The odds that Maryland will become the next state to legalize gay marriage have increased significantly with the Democratic pickup of two Senate seats on November 2 and a shift in committee memberships.

Previous attempts to legalize gay unions have suffered setbacks in the Senate's Judicial Proceedings Committee, but new assignments have boosted the number of supporters on the 11-member panel to six, paving the way for such a bill to reach the Democrat-controlled Senate floor.

Senate President Thomas V. Mike Miller, a Democrat who opposes gay marriage, signed off on the committee assignments.

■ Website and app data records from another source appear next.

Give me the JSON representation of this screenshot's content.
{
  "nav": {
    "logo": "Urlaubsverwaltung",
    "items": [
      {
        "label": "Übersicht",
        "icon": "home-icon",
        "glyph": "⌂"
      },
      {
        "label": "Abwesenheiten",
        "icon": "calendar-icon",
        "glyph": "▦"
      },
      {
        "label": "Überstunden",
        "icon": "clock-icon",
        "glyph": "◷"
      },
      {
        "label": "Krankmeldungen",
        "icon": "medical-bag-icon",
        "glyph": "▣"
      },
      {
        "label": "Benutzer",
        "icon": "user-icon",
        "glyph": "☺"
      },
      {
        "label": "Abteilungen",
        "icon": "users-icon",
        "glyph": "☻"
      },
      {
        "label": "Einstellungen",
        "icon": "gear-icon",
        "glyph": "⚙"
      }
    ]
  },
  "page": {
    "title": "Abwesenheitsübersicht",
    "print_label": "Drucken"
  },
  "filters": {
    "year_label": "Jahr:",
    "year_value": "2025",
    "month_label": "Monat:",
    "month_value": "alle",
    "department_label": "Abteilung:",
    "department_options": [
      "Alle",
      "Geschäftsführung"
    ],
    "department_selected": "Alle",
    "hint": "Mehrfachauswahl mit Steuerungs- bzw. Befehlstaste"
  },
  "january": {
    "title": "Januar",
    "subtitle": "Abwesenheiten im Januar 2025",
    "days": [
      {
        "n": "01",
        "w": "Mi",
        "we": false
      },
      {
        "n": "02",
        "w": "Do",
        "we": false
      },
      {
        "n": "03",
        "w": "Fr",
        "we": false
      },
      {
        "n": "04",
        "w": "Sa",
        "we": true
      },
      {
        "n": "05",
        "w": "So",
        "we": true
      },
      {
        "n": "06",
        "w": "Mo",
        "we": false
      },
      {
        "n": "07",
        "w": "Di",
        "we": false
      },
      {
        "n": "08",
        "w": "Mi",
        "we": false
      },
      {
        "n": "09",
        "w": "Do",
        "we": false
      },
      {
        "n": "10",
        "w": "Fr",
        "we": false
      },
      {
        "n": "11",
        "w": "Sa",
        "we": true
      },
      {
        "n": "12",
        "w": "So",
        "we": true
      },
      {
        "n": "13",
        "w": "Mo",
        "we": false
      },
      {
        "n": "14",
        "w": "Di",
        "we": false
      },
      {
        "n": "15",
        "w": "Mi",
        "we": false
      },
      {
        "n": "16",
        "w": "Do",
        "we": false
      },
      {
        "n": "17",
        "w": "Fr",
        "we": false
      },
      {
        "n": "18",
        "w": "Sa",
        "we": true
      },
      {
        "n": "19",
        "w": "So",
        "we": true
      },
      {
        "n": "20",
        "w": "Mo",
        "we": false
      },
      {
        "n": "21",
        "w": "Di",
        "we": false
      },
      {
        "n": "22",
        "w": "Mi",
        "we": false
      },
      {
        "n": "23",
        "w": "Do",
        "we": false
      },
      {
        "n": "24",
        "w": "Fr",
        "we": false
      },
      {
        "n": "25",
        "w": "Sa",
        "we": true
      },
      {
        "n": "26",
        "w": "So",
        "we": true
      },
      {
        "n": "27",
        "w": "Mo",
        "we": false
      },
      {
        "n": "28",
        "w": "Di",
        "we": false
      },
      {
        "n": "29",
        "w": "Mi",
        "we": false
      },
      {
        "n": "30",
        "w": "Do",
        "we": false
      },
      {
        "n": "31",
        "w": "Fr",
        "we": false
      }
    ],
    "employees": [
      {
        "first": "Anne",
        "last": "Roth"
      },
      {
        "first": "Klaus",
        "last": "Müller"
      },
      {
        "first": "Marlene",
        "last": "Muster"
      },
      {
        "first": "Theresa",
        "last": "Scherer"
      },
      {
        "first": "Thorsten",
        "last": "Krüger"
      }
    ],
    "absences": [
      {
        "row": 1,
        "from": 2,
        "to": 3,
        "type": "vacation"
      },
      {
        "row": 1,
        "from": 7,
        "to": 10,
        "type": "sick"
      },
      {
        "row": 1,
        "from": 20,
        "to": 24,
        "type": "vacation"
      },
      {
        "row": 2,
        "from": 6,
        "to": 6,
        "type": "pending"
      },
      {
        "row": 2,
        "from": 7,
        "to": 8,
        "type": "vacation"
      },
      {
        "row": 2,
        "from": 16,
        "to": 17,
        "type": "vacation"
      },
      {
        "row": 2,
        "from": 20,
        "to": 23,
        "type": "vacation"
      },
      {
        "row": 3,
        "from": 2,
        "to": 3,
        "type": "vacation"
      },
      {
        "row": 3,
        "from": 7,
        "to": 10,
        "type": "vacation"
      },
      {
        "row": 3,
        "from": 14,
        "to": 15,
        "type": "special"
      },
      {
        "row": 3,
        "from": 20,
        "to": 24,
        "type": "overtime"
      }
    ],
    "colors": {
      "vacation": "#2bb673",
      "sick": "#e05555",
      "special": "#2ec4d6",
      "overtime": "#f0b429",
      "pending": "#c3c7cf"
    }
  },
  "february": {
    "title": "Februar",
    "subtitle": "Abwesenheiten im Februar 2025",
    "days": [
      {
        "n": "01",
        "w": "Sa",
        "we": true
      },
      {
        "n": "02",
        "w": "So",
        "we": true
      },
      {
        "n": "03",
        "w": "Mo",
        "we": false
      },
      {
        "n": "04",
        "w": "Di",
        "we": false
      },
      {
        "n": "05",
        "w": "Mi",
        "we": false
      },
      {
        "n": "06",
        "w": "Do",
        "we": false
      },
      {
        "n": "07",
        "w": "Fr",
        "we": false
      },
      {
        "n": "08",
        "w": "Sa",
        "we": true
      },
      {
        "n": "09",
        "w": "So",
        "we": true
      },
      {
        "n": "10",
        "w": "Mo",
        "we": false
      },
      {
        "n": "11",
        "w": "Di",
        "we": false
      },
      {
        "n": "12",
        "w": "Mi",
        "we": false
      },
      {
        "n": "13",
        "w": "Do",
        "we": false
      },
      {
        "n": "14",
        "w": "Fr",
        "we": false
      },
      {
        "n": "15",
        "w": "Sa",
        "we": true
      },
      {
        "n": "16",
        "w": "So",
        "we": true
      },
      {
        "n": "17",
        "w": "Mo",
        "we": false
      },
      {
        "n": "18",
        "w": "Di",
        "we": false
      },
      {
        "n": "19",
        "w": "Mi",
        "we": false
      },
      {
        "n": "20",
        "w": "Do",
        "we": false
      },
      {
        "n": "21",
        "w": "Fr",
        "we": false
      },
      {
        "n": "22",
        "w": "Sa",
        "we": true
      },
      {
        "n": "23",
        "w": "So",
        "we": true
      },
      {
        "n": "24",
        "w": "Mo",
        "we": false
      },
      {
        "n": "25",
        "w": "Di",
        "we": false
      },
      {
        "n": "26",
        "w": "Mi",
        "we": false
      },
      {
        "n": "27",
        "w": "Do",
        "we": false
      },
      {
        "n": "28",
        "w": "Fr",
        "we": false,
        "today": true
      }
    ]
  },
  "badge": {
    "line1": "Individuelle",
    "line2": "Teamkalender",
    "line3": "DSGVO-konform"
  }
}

“I believe every important issue should be voted on by the full chamber at least once,” he told the Washington Post.

Senator Richard S. Madaleno, an openly gay Democrat who has sponsored gay marriage legislation and plans to push for its approval in this session, hailed the changes.

“I could not have hoped for a better result,” he told the paper. “You can see a real path to enacting this legislation.”

Governor Martin O'Malley, a Democrat, has pledged to sign a gay marriage bill into law if approved by lawmakers.

National Organization for Marriage President Brian Brown suggested that backers were feeling the heat from a recent string of GOP gains that have ushered new talk of banning – or repealing – gay marriage in New Hampshire, New Mexico, Iowa, Minnesota and Wyoming.

“I think supporters of redefining marriage are looking [at] any place they can gain ground,” he told the Christian Post.

Brown also vowed to work to repeal the law if approved.

“In every state where the people had the chance to vote, in both deep blue and deep red states, they have voted against same-sex marriage,” he said.

Gay marriage is legal in five states – Connecticut, Iowa, New Hampshire, Massachusetts and Vermont – and the District of Columbia.

Legislation that would legalize gay marriage has already been introduced in Rhode Island. Hawaii lawmakers are set to consider civil unions.